TOKYO (AFP) - The United States and Japan said on Thursday Tokyo would pay a third of the cost of Washington pulling thousands of Marines out of Japan as it reduces its heavy military presence on Okinawa.
US Secretary of State John Kerry, Secretary of Defence Chuck Hagel, Japan's Foreign Minister Fumio Kishida and Defence Minister Itsunori Onodera signed the protocol amending the 2009 Guam International Agreement, as part of a meeting on the two countries' alliance.
Changes include "clarifying that Japan will contribute up to $3.1 billion (S$3.9 billion) in Fiscal Year 2012 US dollars in direct cash contributions to develop facilities and infrastructure in Guam and the Commonwealth of the Northern Mariana Islands", the state department said.
It accounts for 36 percent of the projected US$8.6 billion cost of the relocation.
The protocol also affirmed the US government "shall favourably consider requests by the government of Japan to use training areas in Guam and the Commonwealth of the Northern Mariana Islands."

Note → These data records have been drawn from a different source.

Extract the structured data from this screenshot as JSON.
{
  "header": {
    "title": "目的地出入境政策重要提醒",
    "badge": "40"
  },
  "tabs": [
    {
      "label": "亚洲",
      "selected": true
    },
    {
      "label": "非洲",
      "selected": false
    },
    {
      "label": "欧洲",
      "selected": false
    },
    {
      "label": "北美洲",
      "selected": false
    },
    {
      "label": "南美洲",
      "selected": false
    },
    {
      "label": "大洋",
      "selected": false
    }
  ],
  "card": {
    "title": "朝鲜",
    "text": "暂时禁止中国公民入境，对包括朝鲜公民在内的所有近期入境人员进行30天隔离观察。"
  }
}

In a 2012 agreement, the United States said it would pull 9,000 Marines out of Okinawa - 4,000 of whom would go to Guam and 5,000 to Hawaii and on rotations to Australia - as it seeks to ease a long-running standoff over the future of its huge military presence in one of its top Asian allies.
Okinawa continues to be a source of tensions in a security relationship that both sides see as indispensable.
Around half of the 47,000 US service personnel in Japan are based on the strategically located island chain, which is nearer to Taiwan than it is to Tokyo.
The United States had agreed in 2006 to shift its Futenma air base - a longtime source of grievance as it lies in a crowded urban area - to a quiet stretch of seashore, with Marines leaving Okinawa.
The Futenma relocation has been stuck due to local opposition, but the two governments have agreed to treat the Marine relocation separately.
The planned Marine move, which is due to begin in the early 2020s, is part of a wider rebalancing of US military assets in the region under President Barack Obama's trumpeted "pivot" to Asia.